Newly-hired Assistant Teaching Professor Kristen Erekson had been around the healthcare industry her whole life. Her dad was in healthcare administration, and Ms. Erekson recalls spending time in his clinic stealing Dum-Dum suckers and becoming familiar with that environment. Additionally, her paternal grandfather was a veterinarian. She was also inspired by her aunt Tatha, who was a neonatal nurse. When she was 13, Ms. Erekson wrote a time capsule that said, “This is my plan for the future: go to high school, graduate from Ballard High School, go to Rick’s college for two years, then BYU. I plan to serve a mission when I’m 21. I'd like to be an intensive care neonatal nurse, but I'm not sure.”
Ms. Erekson’s life took a detour from the plan she wrote in her time capsule. “I went to Truman State in northeast Missouri, and my undergraduate degree is in art history,” she said. “ I wanted to study something interdisciplinary and study abroad, which I did in Salzburg, Austria.

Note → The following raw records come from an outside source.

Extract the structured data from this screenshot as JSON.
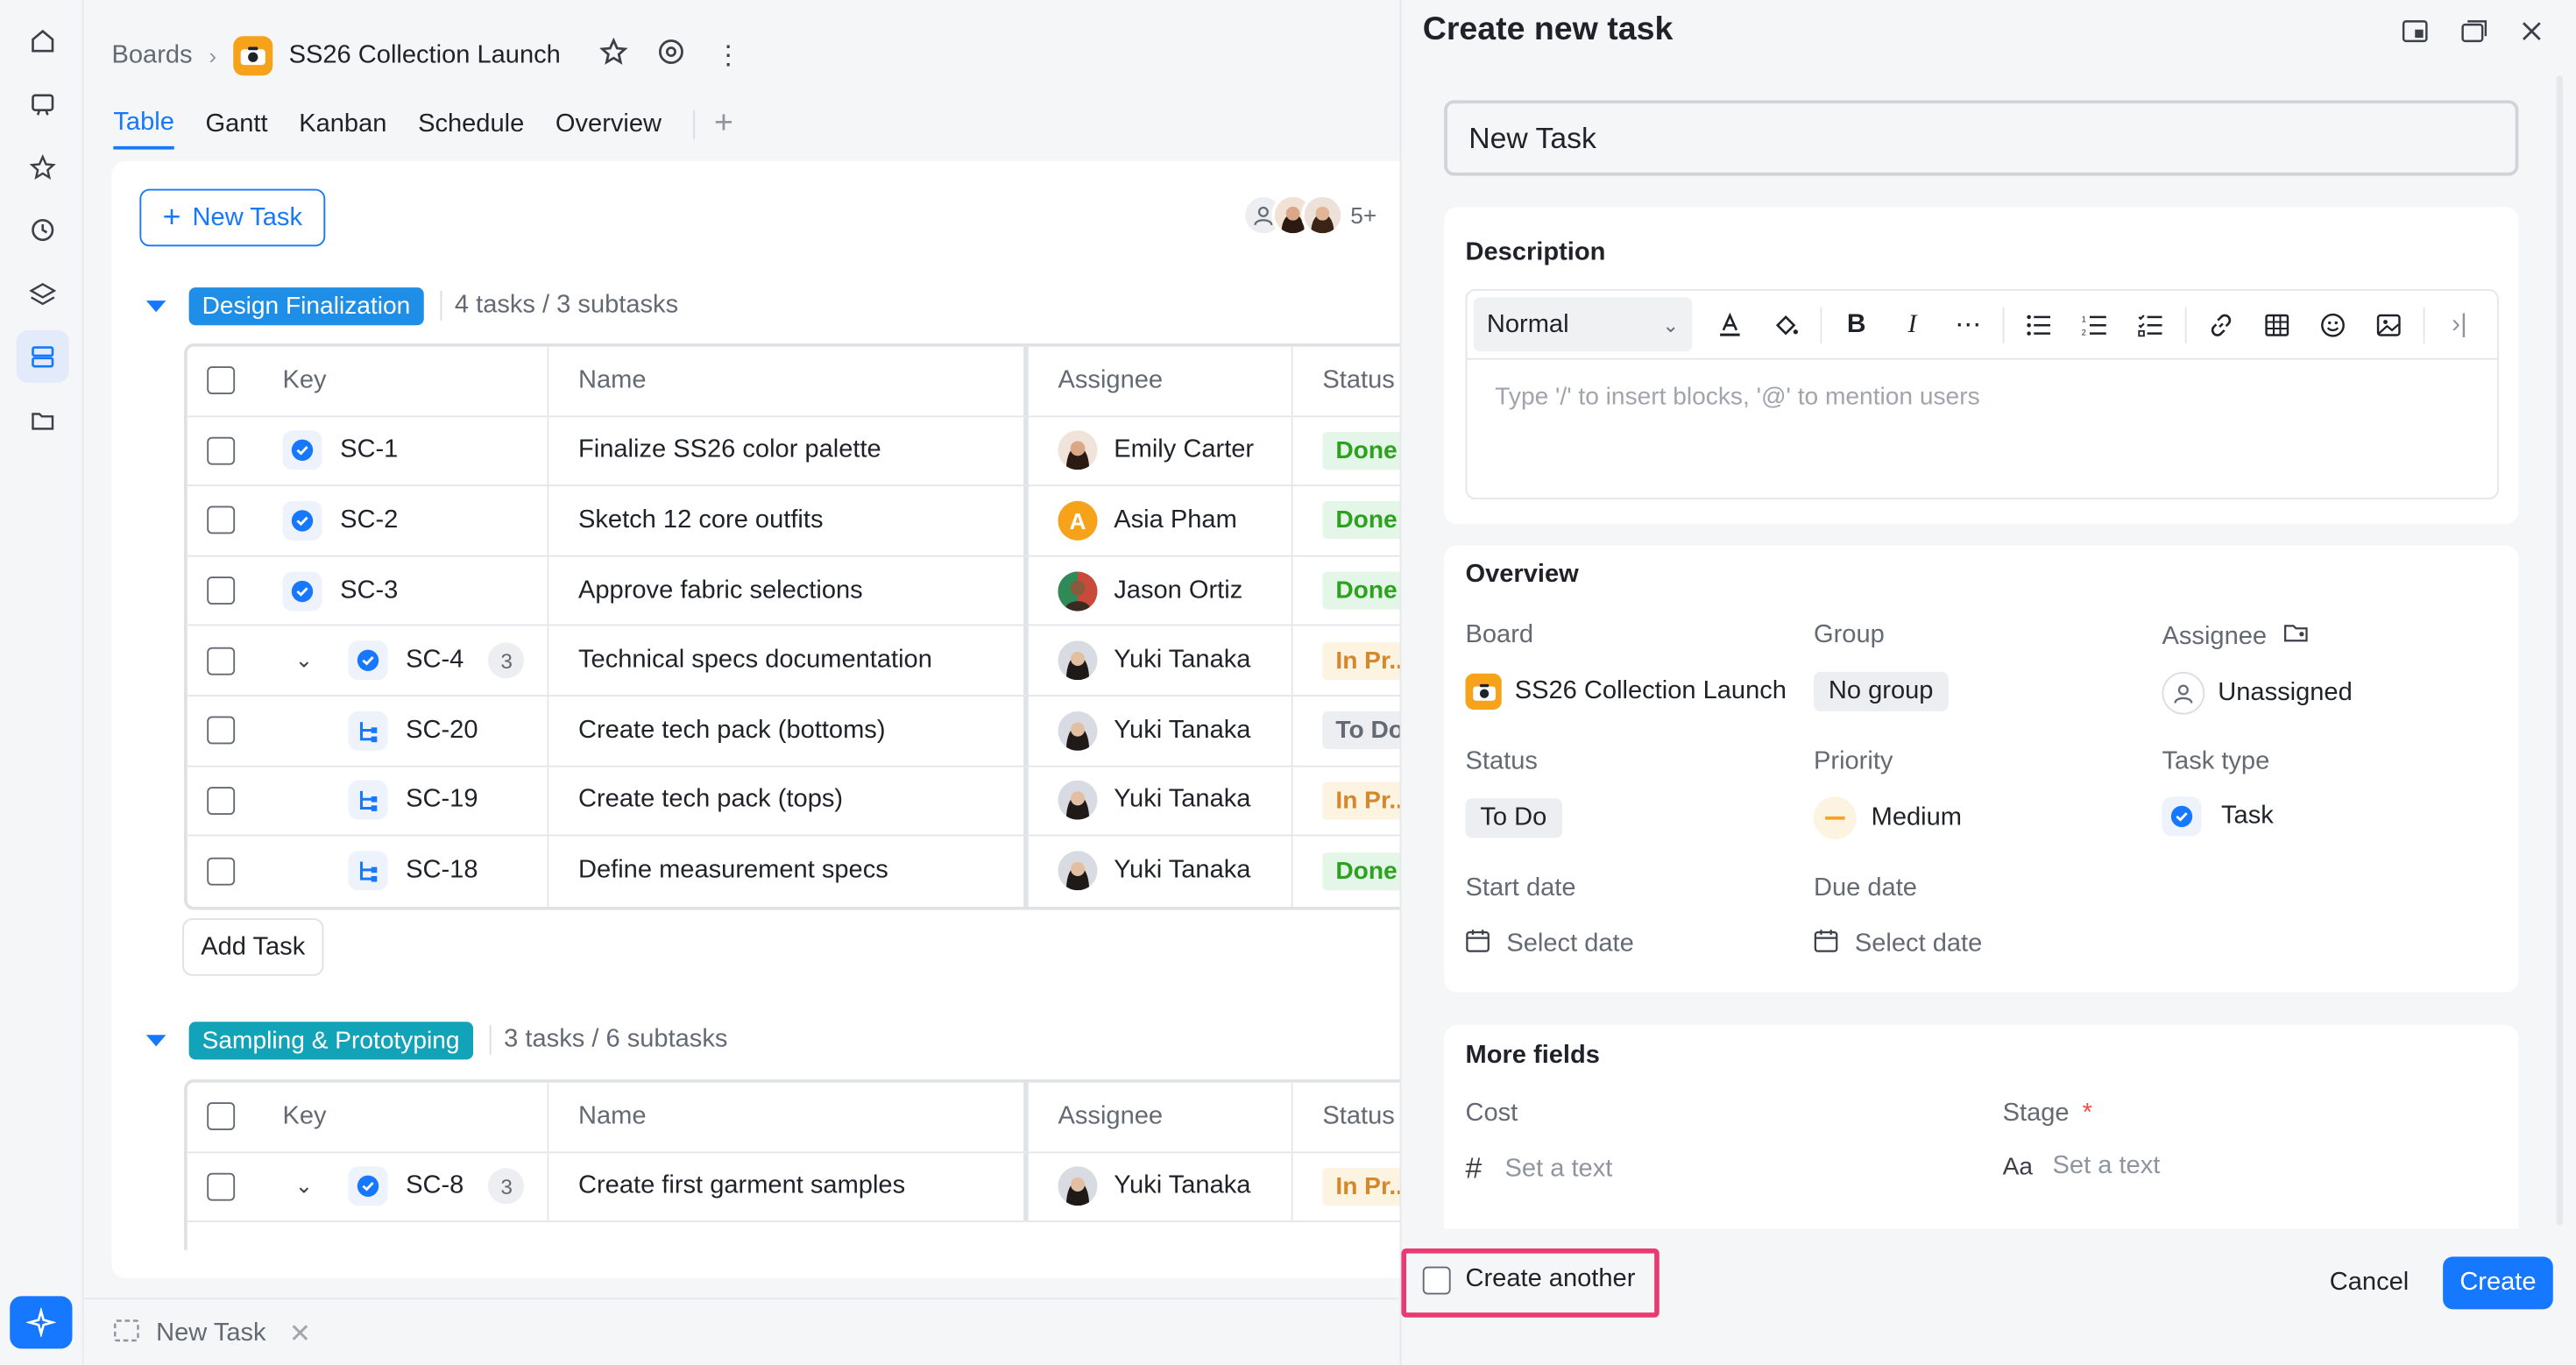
{
  "breadcrumb": {
    "boards": "Boards",
    "project": "SS26 Collection Launch"
  },
  "tabs": [
    "Table",
    "Gantt",
    "Kanban",
    "Schedule",
    "Overview"
  ],
  "toolbar": {
    "new_task": "New Task",
    "members_more": "5+"
  },
  "groups": [
    {
      "name": "Design Finalization",
      "color": "#1e8ee6",
      "count": "4 tasks / 3 subtasks"
    },
    {
      "name": "Sampling & Prototyping",
      "color": "#12a3b8",
      "count": "3 tasks / 6 subtasks"
    }
  ],
  "columns": {
    "key": "Key",
    "name": "Name",
    "assignee": "Assignee",
    "status": "Status"
  },
  "rows_group1": [
    {
      "key": "SC-1",
      "name": "Finalize SS26 color palette",
      "assignee": "Emily Carter",
      "status": "Done"
    },
    {
      "key": "SC-2",
      "name": "Sketch 12 core outfits",
      "assignee": "Asia Pham",
      "status": "Done"
    },
    {
      "key": "SC-3",
      "name": "Approve fabric selections",
      "assignee": "Jason Ortiz",
      "status": "Done"
    },
    {
      "key": "SC-4",
      "name": "Technical specs documentation",
      "assignee": "Yuki Tanaka",
      "status": "In Pr...",
      "subtasks": "3"
    },
    {
      "key": "SC-20",
      "name": "Create tech pack (bottoms)",
      "assignee": "Yuki Tanaka",
      "status": "To Do"
    },
    {
      "key": "SC-19",
      "name": "Create tech pack (tops)",
      "assignee": "Yuki Tanaka",
      "status": "In Pr..."
    },
    {
      "key": "SC-18",
      "name": "Define measurement specs",
      "assignee": "Yuki Tanaka",
      "status": "Done"
    }
  ],
  "add_task": "Add Task",
  "rows_group2": [
    {
      "key": "SC-8",
      "name": "Create first garment samples",
      "assignee": "Yuki Tanaka",
      "status": "In Pr...",
      "subtasks": "3"
    }
  ],
  "bottom_tab": "New Task",
  "panel": {
    "title": "Create new task",
    "task_title": "New Task",
    "description_label": "Description",
    "text_style": "Normal",
    "editor_placeholder": "Type '/' to insert blocks, '@' to mention users",
    "overview_label": "Overview",
    "board_label": "Board",
    "board_value": "SS26 Collection Launch",
    "group_label": "Group",
    "group_value": "No group",
    "assignee_label": "Assignee",
    "assignee_value": "Unassigned",
    "status_label": "Status",
    "status_value": "To Do",
    "priority_label": "Priority",
    "priority_value": "Medium",
    "tasktype_label": "Task type",
    "tasktype_value": "Task",
    "start_label": "Start date",
    "start_value": "Select date",
    "due_label": "Due date",
    "due_value": "Select date",
    "more_fields_label": "More fields",
    "cost_label": "Cost",
    "cost_placeholder": "Set a text",
    "stage_label": "Stage",
    "stage_required": "*",
    "stage_placeholder": "Set a text",
    "create_another": "Create another",
    "cancel": "Cancel",
    "create": "Create"
  },
  "colors": {
    "accent": "#1677ff",
    "done": "#2ea121",
    "progress": "#d4882b",
    "highlight": "#ea3a73"
  }
}
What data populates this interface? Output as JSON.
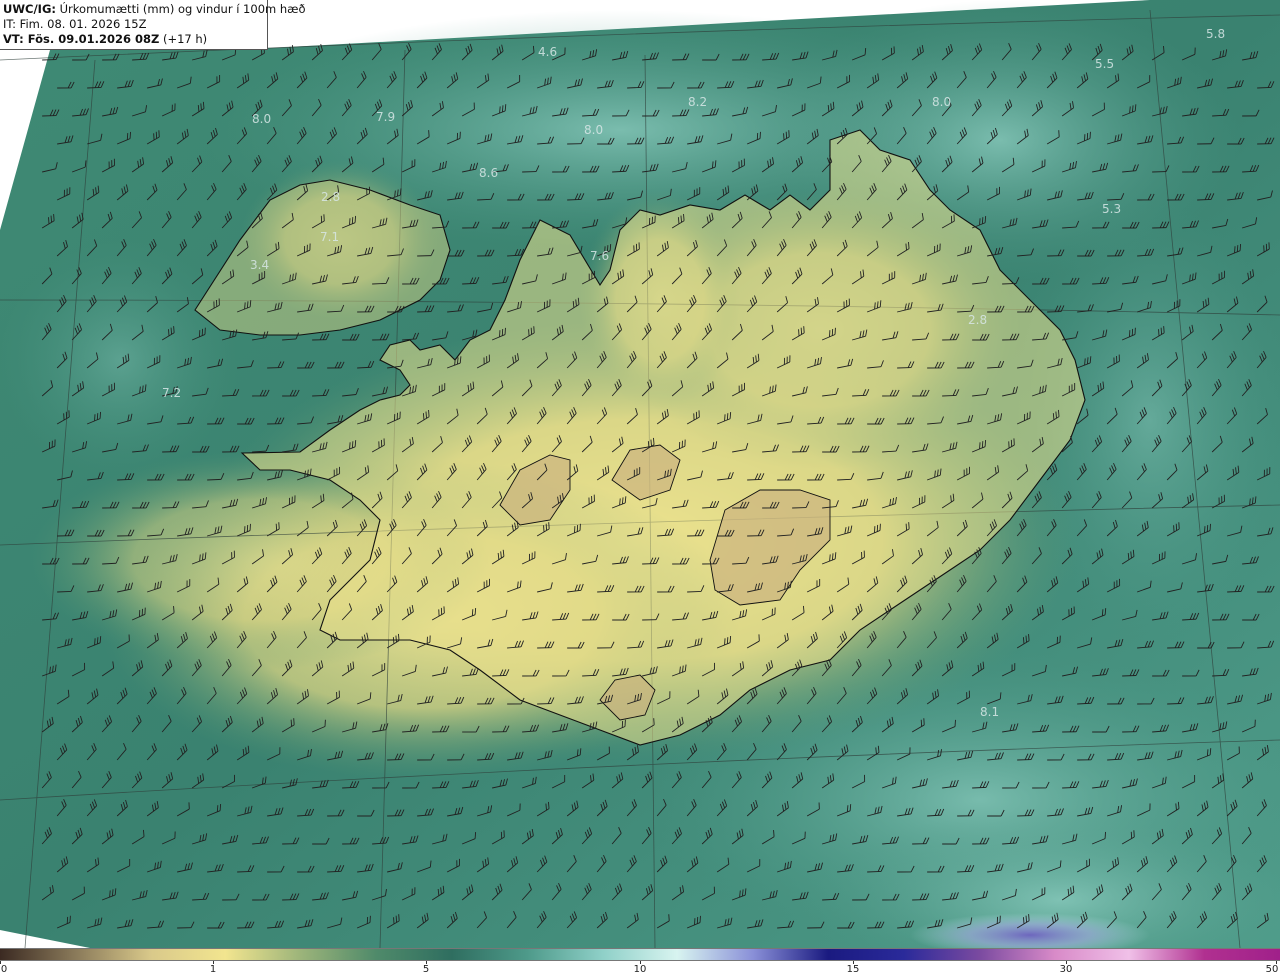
{
  "header": {
    "model_label": "UWC/IG:",
    "title": "Úrkomumætti (mm) og vindur í 100m hæð",
    "init_time": "IT: Fim. 08. 01. 2026 15Z",
    "valid_label": "VT: Fös. 09.01.2026 08Z",
    "valid_offset": "(+17 h)"
  },
  "field_labels": [
    {
      "text": "4.6"
    },
    {
      "text": "5.8"
    },
    {
      "text": "5.5"
    },
    {
      "text": "8.2"
    },
    {
      "text": "8.0"
    },
    {
      "text": "7.9"
    },
    {
      "text": "8.0"
    },
    {
      "text": "8.0"
    },
    {
      "text": "5.3"
    },
    {
      "text": "8.6"
    },
    {
      "text": "2.8"
    },
    {
      "text": "7.1"
    },
    {
      "text": "3.4"
    },
    {
      "text": "7.6"
    },
    {
      "text": "2.8"
    },
    {
      "text": "7.2"
    },
    {
      "text": "8.1"
    }
  ],
  "colorbar": {
    "ticks": [
      "0",
      "1",
      "5",
      "10",
      "15",
      "30",
      "50"
    ],
    "stops": [
      {
        "color": "#3b2a22"
      },
      {
        "color": "#8a7a5a"
      },
      {
        "color": "#d9c98a"
      },
      {
        "color": "#f2e58f"
      },
      {
        "color": "#9cb47a"
      },
      {
        "color": "#4f8a6a"
      },
      {
        "color": "#2f6e60"
      },
      {
        "color": "#4e9a8a"
      },
      {
        "color": "#8fd0c8"
      },
      {
        "color": "#d8f4f0"
      },
      {
        "color": "#8a90d8"
      },
      {
        "color": "#1a1a80"
      },
      {
        "color": "#2a2a9a"
      },
      {
        "color": "#7a4aa0"
      },
      {
        "color": "#d88ac8"
      },
      {
        "color": "#f0c0e8"
      },
      {
        "color": "#b03090"
      },
      {
        "color": "#a0208a"
      }
    ]
  },
  "colors": {
    "land_yellow": "#e8df8c",
    "sea_teal": "#3f8a72",
    "coastline": "#111111",
    "barb": "#222222"
  }
}
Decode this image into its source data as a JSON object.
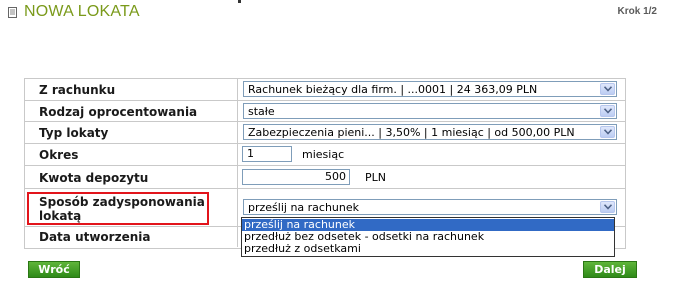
{
  "header": {
    "title": "NOWA LOKATA",
    "step": "Krok 1/2"
  },
  "form": {
    "rows": [
      {
        "label": "Z rachunku",
        "value": "Rachunek bieżący dla firm. | ...0001 | 24 363,09 PLN"
      },
      {
        "label": "Rodzaj oprocentowania",
        "value": "stałe"
      },
      {
        "label": "Typ lokaty",
        "value": "Zabezpieczenia pieni... | 3,50% | 1 miesiąc | od 500,00 PLN"
      },
      {
        "label": "Okres",
        "value": "1",
        "unit": "miesiąc"
      },
      {
        "label": "Kwota depozytu",
        "value": "500",
        "unit": "PLN"
      },
      {
        "label": "Sposób zadysponowania lokatą",
        "value": "prześlij na rachunek"
      },
      {
        "label": "Data utworzenia",
        "value": ""
      }
    ]
  },
  "dropdown": {
    "options": [
      "prześlij na rachunek",
      "przedłuż bez odsetek - odsetki na rachunek",
      "przedłuż z odsetkami"
    ],
    "selected_index": 0
  },
  "buttons": {
    "back": "Wróć",
    "next": "Dalej"
  },
  "colors": {
    "title": "#7a9a1a",
    "button": "#3c9a22",
    "highlight": "#e2141b",
    "selection": "#316ac5"
  }
}
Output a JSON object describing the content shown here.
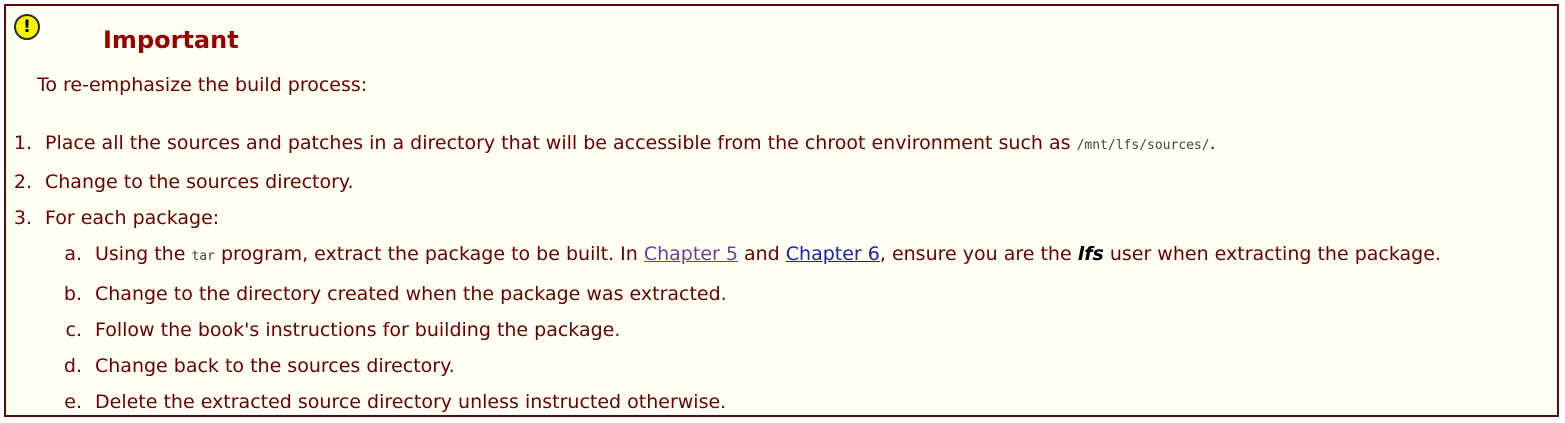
{
  "icon": "warning-exclamation-icon",
  "title": "Important",
  "intro": "To re-emphasize the build process:",
  "steps": [
    {
      "marker": "1.",
      "text_before": "Place all the sources and patches in a directory that will be accessible from the chroot environment such as ",
      "code": "/mnt/lfs/sources/",
      "text_after": "."
    },
    {
      "marker": "2.",
      "text": "Change to the sources directory."
    },
    {
      "marker": "3.",
      "text": "For each package:"
    }
  ],
  "substeps": [
    {
      "marker": "a.",
      "t1": "Using the ",
      "code": "tar",
      "t2": " program, extract the package to be built. In ",
      "link1": "Chapter 5",
      "t3": " and ",
      "link2": "Chapter 6",
      "t4": ", ensure you are the ",
      "user": "lfs",
      "t5": " user when extracting the package."
    },
    {
      "marker": "b.",
      "text": "Change to the directory created when the package was extracted."
    },
    {
      "marker": "c.",
      "text": "Follow the book's instructions for building the package."
    },
    {
      "marker": "d.",
      "text": "Change back to the sources directory."
    },
    {
      "marker": "e.",
      "text": "Delete the extracted source directory unless instructed otherwise."
    }
  ],
  "colors": {
    "border": "#5a0a0a",
    "background": "#fffff4",
    "text": "#6b0000",
    "title": "#990000",
    "visited_link": "#6b3fa0",
    "link": "#1a22aa"
  }
}
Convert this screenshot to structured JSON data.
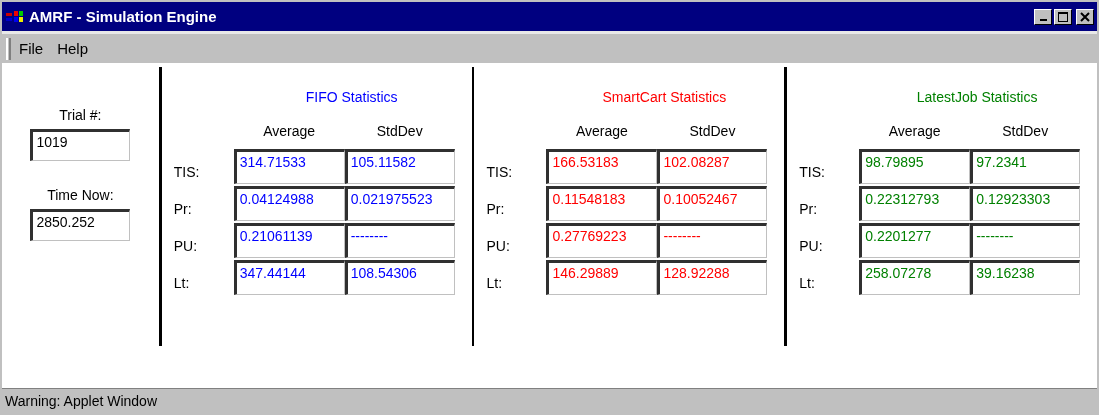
{
  "window": {
    "title": "AMRF - Simulation Engine"
  },
  "menu": [
    "File",
    "Help"
  ],
  "trial": {
    "label": "Trial #:",
    "value": "1019"
  },
  "time_now": {
    "label": "Time Now:",
    "value": "2850.252"
  },
  "panels": [
    {
      "title": "FIFO Statistics",
      "color": "#0000ff",
      "columns": [
        "Average",
        "StdDev"
      ],
      "rows": [
        {
          "label": "TIS:",
          "values": [
            "314.71533",
            "105.11582"
          ]
        },
        {
          "label": "Pr:",
          "values": [
            "0.04124988",
            "0.021975523"
          ]
        },
        {
          "label": "PU:",
          "values": [
            "0.21061139",
            "--------"
          ]
        },
        {
          "label": "Lt:",
          "values": [
            "347.44144",
            "108.54306"
          ]
        }
      ]
    },
    {
      "title": "SmartCart Statistics",
      "color": "#ff0000",
      "columns": [
        "Average",
        "StdDev"
      ],
      "rows": [
        {
          "label": "TIS:",
          "values": [
            "166.53183",
            "102.08287"
          ]
        },
        {
          "label": "Pr:",
          "values": [
            "0.11548183",
            "0.10052467"
          ]
        },
        {
          "label": "PU:",
          "values": [
            "0.27769223",
            "--------"
          ]
        },
        {
          "label": "Lt:",
          "values": [
            "146.29889",
            "128.92288"
          ]
        }
      ]
    },
    {
      "title": "LatestJob Statistics",
      "color": "#008000",
      "columns": [
        "Average",
        "StdDev"
      ],
      "rows": [
        {
          "label": "TIS:",
          "values": [
            "98.79895",
            "97.2341"
          ]
        },
        {
          "label": "Pr:",
          "values": [
            "0.22312793",
            "0.12923303"
          ]
        },
        {
          "label": "PU:",
          "values": [
            "0.2201277",
            "--------"
          ]
        },
        {
          "label": "Lt:",
          "values": [
            "258.07278",
            "39.16238"
          ]
        }
      ]
    }
  ],
  "status_bar": "Warning: Applet Window"
}
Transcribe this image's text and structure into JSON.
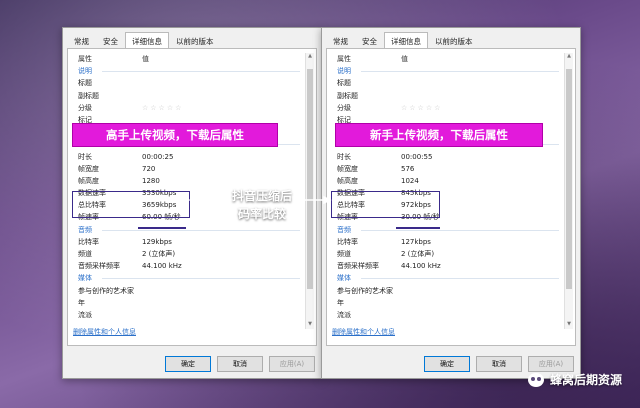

I had a great academic experience. I always knew when I was an undergrad that I would go to grad school, but I assumed it would be in education because I was interested in teaching.”
When she got home from her mission in Venezuela, she decided to move to Provo. “I went through every program in the graduate catalog at BYU, and I picked five different programs,” she recalls. She finally settled on BYU’s public health program but was turned down due to a lack of experience, so she started volunteering through AmeriCorps in Utah. “I realized I love being in the clinic and the medical field,” she explained. “I've always loved it. I’ve always been drawn to it and love working with people. So I decided to become a nurse practitioner.” She completed the nursing prerequisite classes at BYU before enrolling in a second degree accelerated bachelor’s program in nursing at Johns Hopkins University.
Ms. Erekson completed her bachelor’s in nursing in 13 months, after which she worked as an RN for about two years before returning to Johns Hopkins for a graduate nurse practitioner degree. “I became a nurse practitioner and worked at a pediatric clinic in the DC area for six years,” she recalled.
After six years, Ms. Erekson decided to return to Utah. She explained, “I love the mountains. I have a lot of extended family here, too, and I have a lot of friends from DC that moved to Provo.” With friends and family close by, she started her new job at Utah Valley Hospital in pediatrics. “Kids bring me so much joy. I had a few job offers, but I went into a clinic for an interview, and they had dinosaur tables and cute things on the walls. I thought, ‘who wouldn’t want to work here?’”
Because of Ms. Erekson’s interest in education, when her friend and neighbor, Assistant Teaching Professor Sarah Davis, said there was an opening at the BYU College of Nursing, Ms. Erekson applied. She completed her application on Christmas Eve, and after some interviews and teaching presentations, Ms. Erekson became a BYU professor in July of this year. “It was a very spiritually uplifting process to go through,” she commented. “I feel very proud and blessed to be here.”
Ms. Erekson does a variety of things in her free time. “I am very involved with the Volunteer Care Clinic in Provo,” she said. This is a clinic where low-income members of the community with unmet medical needs can get free care. “I have been volunteering there for four or five years, and I’m on the board of directors, too,” she explained. “I am interested in helping our community in all sorts of ways, particularly the medically underserved members of our community.” Ms. Erekson also loves hiking, biking, international cinema, swimming, and traveling. “I aim to visit all six places where my ancestors emigrated from—England, Scotland, Wales, Denmark, Sweden, and Norway. I’ve gone to four of the six. I have Scotland and Norway still to go.”
For nursing students, Ms. Erekson shares, “The quote that has inspired me the most for school and nursing education is a quote by President Russell M. Nelson. He said, ‘Education is the difference between wishing you could help other people and being able to help them.’ Sometimes in school, you get caught up because it’s so intense, and there’s so much to learn. You end up thinking, ‘I have to get an A or pass.’” She continues, “But if you can keep the perspective of and remember the Healer’s art, the end goal is not to get an A. It’s not necessarily to get a job. The end goal is to be able to help people. Students should realize that the more education and understanding they gain, the more they can help people.”
Looking back at the time capsule she wrote as a teenager, there are many things on the list that she accomplished. She graduated high school, served a mission, and became a nurse. Although she is not currently working as an intensive care neonatal nurse, Ms. Erekson has her whole future ahead of her. Welcome to BYU!